Every record must be retyped exactly as it reads.

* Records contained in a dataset
-=-=-

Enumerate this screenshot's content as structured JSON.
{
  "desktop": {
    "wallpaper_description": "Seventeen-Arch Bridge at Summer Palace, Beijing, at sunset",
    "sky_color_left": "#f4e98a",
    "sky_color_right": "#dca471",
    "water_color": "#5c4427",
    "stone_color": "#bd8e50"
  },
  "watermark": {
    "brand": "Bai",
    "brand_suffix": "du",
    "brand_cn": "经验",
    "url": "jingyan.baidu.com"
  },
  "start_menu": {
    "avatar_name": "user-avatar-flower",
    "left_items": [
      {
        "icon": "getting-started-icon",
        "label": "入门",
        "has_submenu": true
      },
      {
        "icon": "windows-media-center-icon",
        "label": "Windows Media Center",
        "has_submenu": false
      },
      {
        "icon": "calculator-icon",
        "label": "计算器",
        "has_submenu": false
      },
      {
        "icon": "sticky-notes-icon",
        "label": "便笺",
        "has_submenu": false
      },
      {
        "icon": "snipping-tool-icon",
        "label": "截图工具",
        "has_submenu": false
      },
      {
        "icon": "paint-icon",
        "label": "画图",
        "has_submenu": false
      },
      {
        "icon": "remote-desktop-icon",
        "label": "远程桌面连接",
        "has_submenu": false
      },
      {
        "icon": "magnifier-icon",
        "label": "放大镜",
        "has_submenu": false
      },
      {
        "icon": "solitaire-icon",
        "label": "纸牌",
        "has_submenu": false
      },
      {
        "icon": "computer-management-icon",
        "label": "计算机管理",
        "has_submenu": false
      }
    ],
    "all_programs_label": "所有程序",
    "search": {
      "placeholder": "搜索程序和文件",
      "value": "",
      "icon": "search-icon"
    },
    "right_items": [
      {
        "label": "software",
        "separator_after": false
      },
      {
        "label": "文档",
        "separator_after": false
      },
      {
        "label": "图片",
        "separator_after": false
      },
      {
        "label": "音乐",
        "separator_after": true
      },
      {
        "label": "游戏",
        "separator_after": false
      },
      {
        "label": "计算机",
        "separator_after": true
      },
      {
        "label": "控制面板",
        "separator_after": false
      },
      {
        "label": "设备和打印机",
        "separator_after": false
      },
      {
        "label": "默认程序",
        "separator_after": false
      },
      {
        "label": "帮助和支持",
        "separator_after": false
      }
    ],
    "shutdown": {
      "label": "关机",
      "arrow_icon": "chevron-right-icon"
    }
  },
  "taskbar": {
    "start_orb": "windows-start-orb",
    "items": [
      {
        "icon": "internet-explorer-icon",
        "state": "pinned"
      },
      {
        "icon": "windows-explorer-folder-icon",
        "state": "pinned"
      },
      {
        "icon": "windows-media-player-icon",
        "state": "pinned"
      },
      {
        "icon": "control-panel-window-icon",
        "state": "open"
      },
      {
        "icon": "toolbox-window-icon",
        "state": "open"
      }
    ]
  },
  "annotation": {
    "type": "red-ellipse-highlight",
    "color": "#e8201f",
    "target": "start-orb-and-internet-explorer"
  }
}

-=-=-

* ANSWER TO THIS TASK
Enumerate this screenshot's content as structured JSON.
{
  "desktop": {
    "wallpaper_description": "Seventeen-Arch Bridge at Summer Palace, Beijing, at sunset",
    "sky_color_left": "#f4e98a",
    "sky_color_right": "#dca471",
    "water_color": "#5c4427",
    "stone_color": "#bd8e50"
  },
  "watermark": {
    "brand": "Bai",
    "brand_suffix": "du",
    "brand_cn": "经验",
    "url": "jingyan.baidu.com"
  },
  "start_menu": {
    "avatar_name": "user-avatar-flower",
    "left_items": [
      {
        "icon": "getting-started-icon",
        "label": "入门",
        "has_submenu": true
      },
      {
        "icon": "windows-media-center-icon",
        "label": "Windows Media Center",
        "has_submenu": false
      },
      {
        "icon": "calculator-icon",
        "label": "计算器",
        "has_submenu": false
      },
      {
        "icon": "sticky-notes-icon",
        "label": "便笺",
        "has_submenu": false
      },
      {
        "icon": "snipping-tool-icon",
        "label": "截图工具",
        "has_submenu": false
      },
      {
        "icon": "paint-icon",
        "label": "画图",
        "has_submenu": false
      },
      {
        "icon": "remote-desktop-icon",
        "label": "远程桌面连接",
        "has_submenu": false
      },
      {
        "icon": "magnifier-icon",
        "label": "放大镜",
        "has_submenu": false
      },
      {
        "icon": "solitaire-icon",
        "label": "纸牌",
        "has_submenu": false
      },
      {
        "icon": "computer-management-icon",
        "label": "计算机管理",
        "has_submenu": false
      }
    ],
    "all_programs_label": "所有程序",
    "search": {
      "placeholder": "搜索程序和文件",
      "value": "",
      "icon": "search-icon"
    },
    "right_items": [
      {
        "label": "software",
        "separator_after": false
      },
      {
        "label": "文档",
        "separator_after": false
      },
      {
        "label": "图片",
        "separator_after": false
      },
      {
        "label": "音乐",
        "separator_after": true
      },
      {
        "label": "游戏",
        "separator_after": false
      },
      {
        "label": "计算机",
        "separator_after": true
      },
      {
        "label": "控制面板",
        "separator_after": false
      },
      {
        "label": "设备和打印机",
        "separator_after": false
      },
      {
        "label": "默认程序",
        "separator_after": false
      },
      {
        "label": "帮助和支持",
        "separator_after": false
      }
    ],
    "shutdown": {
      "label": "关机",
      "arrow_icon": "chevron-right-icon"
    }
  },
  "taskbar": {
    "start_orb": "windows-start-orb",
    "items": [
      {
        "icon": "internet-explorer-icon",
        "state": "pinned"
      },
      {
        "icon": "windows-explorer-folder-icon",
        "state": "pinned"
      },
      {
        "icon": "windows-media-player-icon",
        "state": "pinned"
      },
      {
        "icon": "control-panel-window-icon",
        "state": "open"
      },
      {
        "icon": "toolbox-window-icon",
        "state": "open"
      }
    ]
  },
  "annotation": {
    "type": "red-ellipse-highlight",
    "color": "#e8201f",
    "target": "start-orb-and-internet-explorer"
  }
}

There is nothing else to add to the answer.